As I pen these words, I am representing thousands of students. Not just both of my parents — my father had “Miss Finger” as a kindergarten teacher in the mid-1940’s — and not just my in-laws, but many, many other students, many of whom are still sure that they were Mrs. Hefter’s favorite student.
My brothers and I, as well as my sister, are also privileged to be counted among Mrs. Hefter’s students. When my sister was in Mrs. Hefter’s class, my mother once chaperoned a trip. On the way back to school, when all the other adults slumped into their seats on the bus, thoroughly exhausted, Mrs. Hefter walked up and down the aisles of the bus, singing and dancing in her inimitable style. She wanted to squeeze out a little more simchah, a little more joy, from her talmidos.
Yes, before there was 613 Torah Avenue, before there was Uncle Moishy, before there was The Mitzvah Tree, there was Mrs. Hefter. She made songs and dances for everything. From Bereishis to Vayechi, pesukim and Rashi. Even for binyan kal in dikduk. Everything. She would perform plays with the class, and afterward, all her students yearned to hear her vintage, “Yofi! Metzuyan!”
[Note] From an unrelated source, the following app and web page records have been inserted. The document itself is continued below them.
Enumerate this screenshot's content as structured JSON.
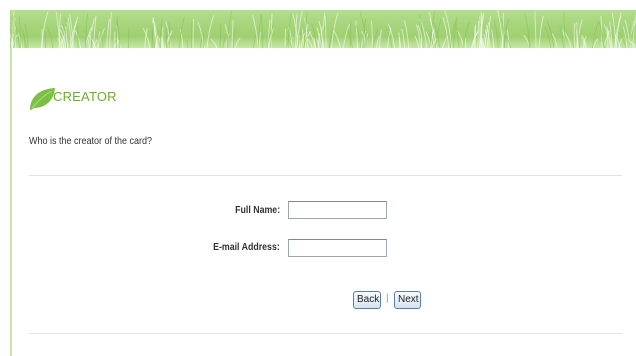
{
  "section": {
    "title": "CREATOR",
    "question": "Who is the creator of the card?"
  },
  "form": {
    "full_name": {
      "label": "Full Name:",
      "value": "",
      "placeholder": ""
    },
    "email": {
      "label": "E-mail Address:",
      "value": "",
      "placeholder": ""
    }
  },
  "actions": {
    "back_label": "Back",
    "separator": "|",
    "next_label": "Next"
  },
  "theme": {
    "accent_green": "#6dae2c",
    "banner_green": "#a6d57b",
    "button_border": "#5b7ea6"
  },
  "icons": {
    "section_icon": "leaf-icon"
  }
}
After her petirah, I tried to imagine if there was perhaps someone in Tanach after whom she patterned her life, and I thought of Serach bas Asher. I thought about the woman in Tanach who was able to cushion difficulty and challenges through song. So much so, that when she relayed to her grandfather Yaakov that “Od Yosef chai — Yosef is still alive,” and “Vechi hu moshel bechol Eretz Mitzrayim — He is a ruler in the whole land of Egypt; he’s grown, he’s vakst ois,” she did so in song. Targum Yonasan ben Uziel says that because of that, she was zocheh to enter Gan Eden — one of nine people — bechayeha, in her lifetime.
Because when you are able to restore the Shechinah, as she did to her grandfather, after years of absence, the Ribbono Shel Olam rewards you with a closeness to the Shechinah.
It was the challenging students who very often found their way into Mrs. Hefter’s class when no one else could help them. Students who didn’t hear the beauty of the Torah. Students who could not appreciate the hisgalus haShechinah evident in every word of Torah. And Mrs. Hefter was able to make it beautiful for them.
Serach bas Asher was in Mitzrayim when Moshe announced, “Pakod pokadeti,” the fulfillment of the promise that the Ribbono Shel Olam will bring the geulah. When Klal Yisrael grew despondent in Mitzrayim and needed the assurance behind the words “Pakod yifkod,” that this was the phrase that had been passed down through the generations, it was Serach bas Asher who said, “I was there. I heard it. It will happen. The geulah will come.”
And it was Mrs. Hefter who was always there to give us assurance, to give us the courage, to tell us that we could do better, that better times were yet to come.
• • • • •
About four years ago, I was given the privilege of writing a book about the Hebrew Academy of Cleveland’s 70 years of existence. Many of the school’s alumni and teachers wrote in to share their memories. There were certain teachers about whom one or two students wrote in, and there were certain teachers about whom the memories just flooded in. Mrs. Hefter belonged to the latter category.
Here are a few samples:
One talmidah wrote some 25 years after she left Mrs. Hefter’s class:
She loved what she taught. She lived what she taught. And she loved us — her talmidim. She taught with simchah and with song.
This is from another woman who had been in her class some 25 years earlier:
After one of her winter trips to Miami Beach, she brought back small gifts and excitedly handed them out to the entire class. They were nickel-sized erasers that looked and smelled like orange slices, and I treasured them. When I closed my eyes, I pictured her walking on the beach. I can still remember how fragrant those little erasers were.
Imagine: A little girl received an eraser in third grade, and nearly a half century later, she can still smell that orange!
But I think the following letter, from one of the boys she had taught, moved me the most:
I served in the U.S. Army for close to two years, from April, 1959, to February, 1961. Most of that time, I served as a non-commissioned chaplain at Fort Lee, Virginia… I was released in 1961, right before Purim, and I received a call from Mrs. Hefter, inviting me to her house. Although I was happy to oblige, when I asked her why, she wouldn’t answer me. When I arrived at her house, she gave me an envelope with a check for $25. I asked her for an explanation and she said, “I want to have a part in your starting your new civilian life.” She insisted that I keep the check.
She wanted to have a cheilek in each of our lives. She wanted us to appreciate the song of Torah. She wanted us to appreciate the beautiful hisgalus haShechinah that Torah brings with it.
I am zocheh to be a teacher. And I would love to be remembered like she was.
Mrs. Hefter: May you go to Shomayim and dance your way to the Kisei Hakavod and sing your way to the heart of the Ribbono Shel Olam.